▸ **REQUIRED ACTION**
Line count for "Assy": say how many lines of the data contain it, with no other text.

▸ **AVAILABLE DATA**
——

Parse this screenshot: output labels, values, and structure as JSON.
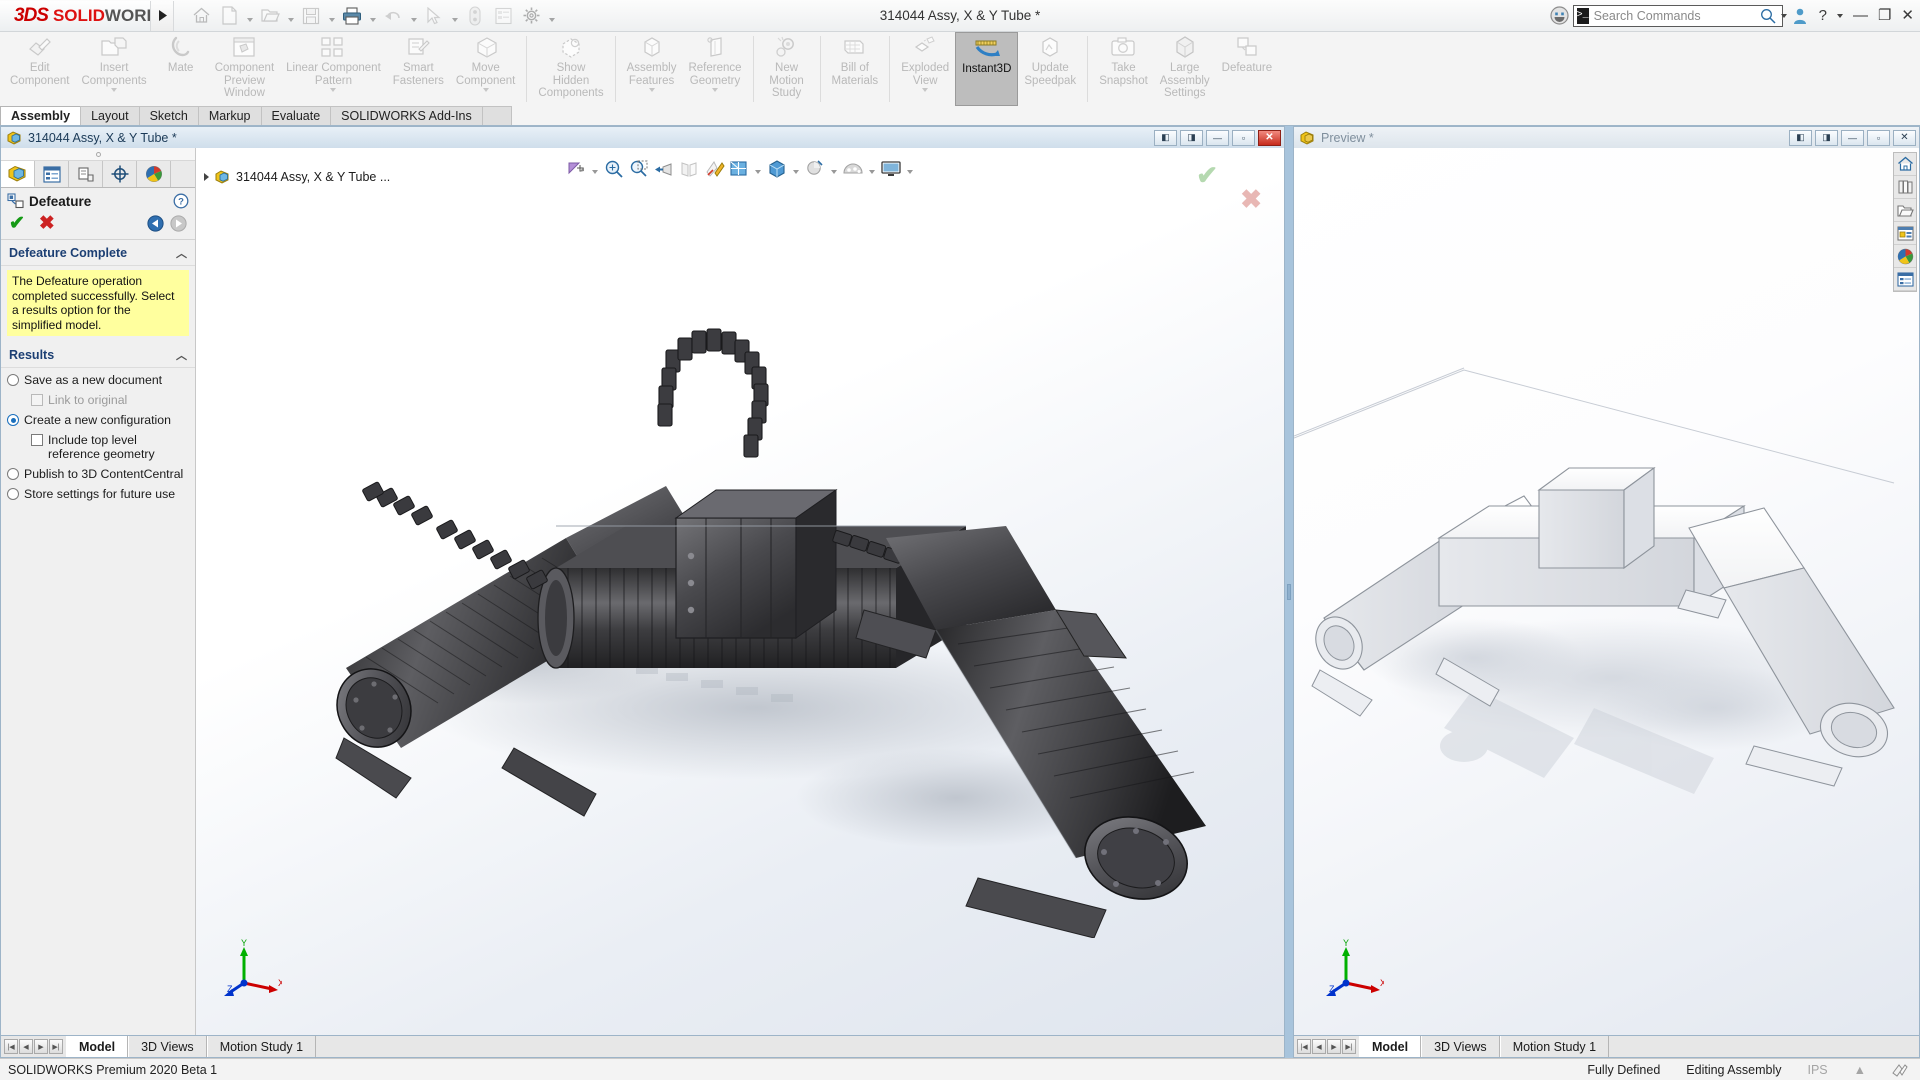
{
  "app": {
    "brand_ds": "3DS",
    "brand_solid": "SOLID",
    "brand_works": "WORKS",
    "document_title": "314044 Assy, X & Y Tube *",
    "accent_color": "#cc0000",
    "selected_tool_color": "#bdbdbd"
  },
  "quick_access": [
    {
      "name": "home-icon",
      "label": "Home"
    },
    {
      "name": "new-document-icon",
      "label": "New",
      "dropdown": true
    },
    {
      "name": "open-folder-icon",
      "label": "Open",
      "dropdown": true
    },
    {
      "name": "save-icon",
      "label": "Save",
      "dropdown": true
    },
    {
      "name": "print-icon",
      "label": "Print",
      "dropdown": true,
      "active": true
    },
    {
      "name": "undo-icon",
      "label": "Undo",
      "dropdown": true
    },
    {
      "name": "select-cursor-icon",
      "label": "Select",
      "dropdown": true
    },
    {
      "name": "rebuild-icon",
      "label": "Rebuild"
    },
    {
      "name": "file-properties-icon",
      "label": "File Properties"
    },
    {
      "name": "options-gear-icon",
      "label": "Options",
      "dropdown": true
    }
  ],
  "search": {
    "placeholder": "Search Commands",
    "prompt_glyph": ">_"
  },
  "window_controls": {
    "help": "?",
    "minimize": "—",
    "restore": "❐",
    "close": "✕"
  },
  "ribbon": {
    "commands": [
      {
        "label": "Edit\nComponent",
        "icon": "edit-component-icon",
        "enabled": false,
        "dropdown": false
      },
      {
        "label": "Insert\nComponents",
        "icon": "insert-components-icon",
        "enabled": false,
        "dropdown": true
      },
      {
        "label": "Mate",
        "icon": "mate-icon",
        "enabled": false,
        "dropdown": false
      },
      {
        "label": "Component\nPreview\nWindow",
        "icon": "component-preview-window-icon",
        "enabled": false,
        "dropdown": false
      },
      {
        "label": "Linear Component\nPattern",
        "icon": "linear-component-pattern-icon",
        "enabled": false,
        "dropdown": true
      },
      {
        "label": "Smart\nFasteners",
        "icon": "smart-fasteners-icon",
        "enabled": false,
        "dropdown": false
      },
      {
        "label": "Move\nComponent",
        "icon": "move-component-icon",
        "enabled": false,
        "dropdown": true
      },
      {
        "separator": true
      },
      {
        "label": "Show\nHidden\nComponents",
        "icon": "show-hidden-components-icon",
        "enabled": false,
        "dropdown": false
      },
      {
        "separator": true
      },
      {
        "label": "Assembly\nFeatures",
        "icon": "assembly-features-icon",
        "enabled": false,
        "dropdown": true
      },
      {
        "label": "Reference\nGeometry",
        "icon": "reference-geometry-icon",
        "enabled": false,
        "dropdown": true
      },
      {
        "separator": true
      },
      {
        "label": "New\nMotion\nStudy",
        "icon": "new-motion-study-icon",
        "enabled": false,
        "dropdown": false
      },
      {
        "separator": true
      },
      {
        "label": "Bill of\nMaterials",
        "icon": "bill-of-materials-icon",
        "enabled": false,
        "dropdown": false
      },
      {
        "separator": true
      },
      {
        "label": "Exploded\nView",
        "icon": "exploded-view-icon",
        "enabled": false,
        "dropdown": true
      },
      {
        "label": "Instant3D",
        "icon": "instant3d-icon",
        "enabled": true,
        "selected": true,
        "dropdown": false
      },
      {
        "label": "Update\nSpeedpak",
        "icon": "update-speedpak-icon",
        "enabled": false,
        "dropdown": false
      },
      {
        "separator": true
      },
      {
        "label": "Take\nSnapshot",
        "icon": "take-snapshot-icon",
        "enabled": false,
        "dropdown": false
      },
      {
        "label": "Large\nAssembly\nSettings",
        "icon": "large-assembly-settings-icon",
        "enabled": false,
        "dropdown": false
      },
      {
        "label": "Defeature",
        "icon": "defeature-icon",
        "enabled": false,
        "dropdown": false
      }
    ],
    "tabs": [
      {
        "label": "Assembly",
        "active": true
      },
      {
        "label": "Layout",
        "active": false
      },
      {
        "label": "Sketch",
        "active": false
      },
      {
        "label": "Markup",
        "active": false
      },
      {
        "label": "Evaluate",
        "active": false
      },
      {
        "label": "SOLIDWORKS Add-Ins",
        "active": false
      }
    ]
  },
  "main_window": {
    "title": "314044 Assy, X & Y Tube *",
    "controls": [
      "split-left",
      "split-right",
      "minimize",
      "restore",
      "close"
    ],
    "feature_tree_root": "314044 Assy, X & Y Tube  ...",
    "property_manager": {
      "tabs": [
        {
          "name": "feature-manager-tab",
          "active": true
        },
        {
          "name": "property-manager-tab",
          "active": false
        },
        {
          "name": "configuration-manager-tab",
          "active": false
        },
        {
          "name": "dimxpert-manager-tab",
          "active": false
        },
        {
          "name": "display-manager-tab",
          "active": false
        }
      ],
      "title": "Defeature",
      "help_label": "?",
      "accept_label": "✔",
      "cancel_label": "✖",
      "sections": [
        {
          "header": "Defeature Complete",
          "message": "The Defeature operation completed successfully. Select a results option for the simplified model."
        }
      ],
      "results": {
        "header": "Results",
        "options": [
          {
            "type": "radio",
            "label": "Save as a new document",
            "checked": false,
            "indent": false,
            "dim": false
          },
          {
            "type": "checkbox",
            "label": "Link to original",
            "checked": false,
            "indent": true,
            "dim": true
          },
          {
            "type": "radio",
            "label": "Create a new configuration",
            "checked": true,
            "indent": false,
            "dim": false
          },
          {
            "type": "checkbox",
            "label": "Include top level reference geometry",
            "checked": false,
            "indent": true,
            "dim": false
          },
          {
            "type": "radio",
            "label": "Publish to 3D ContentCentral",
            "checked": false,
            "indent": false,
            "dim": false
          },
          {
            "type": "radio",
            "label": "Store settings for future use",
            "checked": false,
            "indent": false,
            "dim": false
          }
        ]
      }
    },
    "view_toolbar": [
      {
        "name": "zoom-to-fit-icon",
        "dropdown": true
      },
      {
        "name": "zoom-to-area-icon",
        "dropdown": false
      },
      {
        "name": "previous-view-icon",
        "dropdown": false
      },
      {
        "name": "section-view-icon",
        "dropdown": false
      },
      {
        "name": "view-orientation-icon",
        "dropdown": false
      },
      {
        "name": "display-style-icon",
        "dropdown": true
      },
      {
        "name": "hide-show-items-icon",
        "dropdown": true
      },
      {
        "name": "edit-appearance-icon",
        "dropdown": false
      },
      {
        "name": "apply-scene-icon",
        "dropdown": true
      },
      {
        "name": "view-settings-icon",
        "dropdown": true
      }
    ],
    "triad": {
      "x": "X",
      "y": "Y",
      "z": "Z"
    },
    "bottom_tabs": [
      {
        "label": "Model",
        "active": true
      },
      {
        "label": "3D Views",
        "active": false
      },
      {
        "label": "Motion Study 1",
        "active": false
      }
    ]
  },
  "preview_window": {
    "title": "Preview *",
    "controls": [
      "split-left",
      "split-right",
      "minimize",
      "restore",
      "close"
    ],
    "side_toolbar": [
      {
        "name": "home-view-icon"
      },
      {
        "name": "appearances-library-icon"
      },
      {
        "name": "design-library-folder-icon"
      },
      {
        "name": "file-explorer-icon"
      },
      {
        "name": "appearances-sphere-icon"
      },
      {
        "name": "custom-properties-icon"
      }
    ],
    "triad": {
      "x": "X",
      "y": "Y",
      "z": "Z"
    },
    "bottom_tabs": [
      {
        "label": "Model",
        "active": true
      },
      {
        "label": "3D Views",
        "active": false
      },
      {
        "label": "Motion Study 1",
        "active": false
      }
    ]
  },
  "status_bar": {
    "left": "SOLIDWORKS Premium 2020 Beta 1",
    "sketch_state": "Fully Defined",
    "mode": "Editing Assembly",
    "units": "IPS",
    "units_caret": "▲"
  }
}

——

▸ **REPLY**
3